Collection entries
▬▬▬▬▬▬
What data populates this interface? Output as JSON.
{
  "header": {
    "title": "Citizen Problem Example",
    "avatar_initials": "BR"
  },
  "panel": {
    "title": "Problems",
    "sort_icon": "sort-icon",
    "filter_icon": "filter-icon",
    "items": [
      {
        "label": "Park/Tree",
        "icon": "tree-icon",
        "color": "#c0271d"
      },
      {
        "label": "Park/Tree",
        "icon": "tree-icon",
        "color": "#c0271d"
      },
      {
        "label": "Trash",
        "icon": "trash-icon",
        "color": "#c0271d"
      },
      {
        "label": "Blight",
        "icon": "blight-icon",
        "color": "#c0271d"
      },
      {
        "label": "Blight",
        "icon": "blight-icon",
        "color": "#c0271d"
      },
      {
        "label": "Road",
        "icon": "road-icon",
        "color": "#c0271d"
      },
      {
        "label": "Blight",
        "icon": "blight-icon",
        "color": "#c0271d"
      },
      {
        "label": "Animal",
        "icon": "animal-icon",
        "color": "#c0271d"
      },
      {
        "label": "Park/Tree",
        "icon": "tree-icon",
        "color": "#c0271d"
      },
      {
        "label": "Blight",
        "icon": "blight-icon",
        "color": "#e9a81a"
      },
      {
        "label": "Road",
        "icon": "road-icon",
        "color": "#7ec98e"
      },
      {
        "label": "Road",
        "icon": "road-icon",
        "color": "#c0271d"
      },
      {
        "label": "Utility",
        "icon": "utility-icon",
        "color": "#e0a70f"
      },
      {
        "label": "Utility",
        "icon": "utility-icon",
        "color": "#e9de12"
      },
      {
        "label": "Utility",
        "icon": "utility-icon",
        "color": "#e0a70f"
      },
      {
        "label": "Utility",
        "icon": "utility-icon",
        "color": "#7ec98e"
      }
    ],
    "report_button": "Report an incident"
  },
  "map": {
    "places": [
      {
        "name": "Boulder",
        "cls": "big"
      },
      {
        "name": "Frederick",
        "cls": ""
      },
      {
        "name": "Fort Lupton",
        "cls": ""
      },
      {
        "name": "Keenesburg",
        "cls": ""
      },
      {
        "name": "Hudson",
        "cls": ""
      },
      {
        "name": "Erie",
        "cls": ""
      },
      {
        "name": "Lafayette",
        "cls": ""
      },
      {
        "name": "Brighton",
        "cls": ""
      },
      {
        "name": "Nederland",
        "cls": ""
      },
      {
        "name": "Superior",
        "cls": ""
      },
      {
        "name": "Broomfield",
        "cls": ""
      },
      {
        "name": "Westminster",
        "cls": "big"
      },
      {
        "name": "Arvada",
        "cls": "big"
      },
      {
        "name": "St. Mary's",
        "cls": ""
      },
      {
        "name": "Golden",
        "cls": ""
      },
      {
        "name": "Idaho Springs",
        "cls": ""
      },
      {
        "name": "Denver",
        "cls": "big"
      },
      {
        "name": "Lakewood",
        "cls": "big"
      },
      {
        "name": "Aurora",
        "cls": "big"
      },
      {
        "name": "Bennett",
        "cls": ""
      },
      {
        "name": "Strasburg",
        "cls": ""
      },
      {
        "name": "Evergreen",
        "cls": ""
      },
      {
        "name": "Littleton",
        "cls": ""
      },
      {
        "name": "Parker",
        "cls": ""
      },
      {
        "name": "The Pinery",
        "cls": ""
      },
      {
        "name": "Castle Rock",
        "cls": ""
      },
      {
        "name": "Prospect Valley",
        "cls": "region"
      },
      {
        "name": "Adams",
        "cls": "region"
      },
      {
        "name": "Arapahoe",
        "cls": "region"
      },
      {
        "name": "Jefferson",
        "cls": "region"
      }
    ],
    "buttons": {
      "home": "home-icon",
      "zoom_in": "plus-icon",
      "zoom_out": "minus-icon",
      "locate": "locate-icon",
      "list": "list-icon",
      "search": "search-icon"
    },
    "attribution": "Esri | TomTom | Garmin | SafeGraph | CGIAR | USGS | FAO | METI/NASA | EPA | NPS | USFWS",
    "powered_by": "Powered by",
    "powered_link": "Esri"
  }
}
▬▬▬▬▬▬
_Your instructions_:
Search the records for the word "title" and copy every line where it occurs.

_Exercise response_:
    "title": "Citizen Problem Example",
    "title": "Problems",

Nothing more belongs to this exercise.